But there’s a more important point here. It’s possible to have a benign dictatorship. There have no doubt been some nice kings and queens who sometimes treated their subjects with kindness. But those subjects were just that – subjects. We are supposed to live in a democracy, yet for some reason people are willing to check their democratic rights at the door when they get to work.
While it’s true that the Bill of Rights has never been interpreted to mean you can go into your workplace and say whatever you please, it doesn’t mean that we have to be wage slaves. We live in a democracy. Why would we not want the places that we work to be democratic? If working people aren’t allowed to speak, to elect leaders, to build open institutions where they work, we’re in trouble. Look at despots throughout history, whether on the left or the right – one of the first things they go after are free trade unions. Unions are the canaries in the democratic coal mine. Where you don’t have unions or [you instead have] highly regulated state unions, you don’t have democracy. So, what do we say about the state of Texas? What kind of democracy do we have here?
Have public-sector unions devised a strategy for winning collective bargaining rights? If not, why not?
There has not been a highly coordinated effort to win bargaining rights for public-sector employees in Texas. Why? In many instances, unions have chosen to be pragmatic in going for short-term gains rather than having a long-term vision of winning collective bargaining rights for all public-sector workers.

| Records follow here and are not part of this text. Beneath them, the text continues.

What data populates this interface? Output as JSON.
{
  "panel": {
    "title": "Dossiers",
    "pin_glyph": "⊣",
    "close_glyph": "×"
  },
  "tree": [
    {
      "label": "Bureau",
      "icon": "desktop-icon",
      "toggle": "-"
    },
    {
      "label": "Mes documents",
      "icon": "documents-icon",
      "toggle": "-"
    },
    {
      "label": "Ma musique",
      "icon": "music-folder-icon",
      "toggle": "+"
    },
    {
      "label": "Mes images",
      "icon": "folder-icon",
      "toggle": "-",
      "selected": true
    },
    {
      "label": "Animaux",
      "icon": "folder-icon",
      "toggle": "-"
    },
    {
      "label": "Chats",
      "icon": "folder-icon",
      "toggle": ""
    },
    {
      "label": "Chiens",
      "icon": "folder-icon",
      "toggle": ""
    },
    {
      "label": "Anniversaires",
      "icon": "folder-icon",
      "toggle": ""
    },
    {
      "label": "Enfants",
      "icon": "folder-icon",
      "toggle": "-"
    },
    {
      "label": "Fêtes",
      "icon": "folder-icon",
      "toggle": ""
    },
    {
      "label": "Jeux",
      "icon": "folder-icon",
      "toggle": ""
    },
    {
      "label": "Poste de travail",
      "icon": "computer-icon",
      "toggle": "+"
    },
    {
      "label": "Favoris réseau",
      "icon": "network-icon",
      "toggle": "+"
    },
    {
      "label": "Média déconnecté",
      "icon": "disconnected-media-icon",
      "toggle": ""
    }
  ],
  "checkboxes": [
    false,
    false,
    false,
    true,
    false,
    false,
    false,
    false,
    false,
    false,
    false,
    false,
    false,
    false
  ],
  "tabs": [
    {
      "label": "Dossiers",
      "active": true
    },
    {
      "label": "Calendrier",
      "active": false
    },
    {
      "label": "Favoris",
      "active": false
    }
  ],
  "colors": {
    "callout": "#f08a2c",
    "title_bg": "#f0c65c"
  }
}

But a problem with that is that some public employees do better than others. Teachers have done fairly well with pay raises lately, because of public concern for teachers. But support workers – custodians and food-service workers – didn’t get the raises. When you rely on public sentiment, some workers are going to win and some will lose.
Working with the Legislature means working with some conservative representatives who don’t support organizing rights but may be willing to support pay raises. The problem is you are working with people who don’t respect your basic rights. So, a union goes in and says, “Sorry we’re a union, but will you give us something anyway?” That’s pandering or pragmatism, depending on how you want to characterize it.
Public employees could have a lot of influence, if they banded together – teachers, police, city and county employees. Our PACs spend money. I don’t think it is unreasonable to make public-employee bargaining rights a litmus test.
Some in the labor movement say we aren’t strong enough yet and need to build toward that, and I agree with that. But if you aren’t putting out that key demand in public, you’re hurting yourself in the long run and you’re giving the elected officials a free ride. We need to go to those legislators and ask why they will not support our right to a negotiated contract. But there has been a reticence and a fear of alienating so-called moderate legislators who might otherwise throw us a bone.
My feeling is that until public-sector workers and unions band together and say to elected officials, “Until you support our right to organize, we won’t support you,” we will continue to collectively beg instead of bargain.
Bob Jensen is a Professor of Journalism at UT-Austin.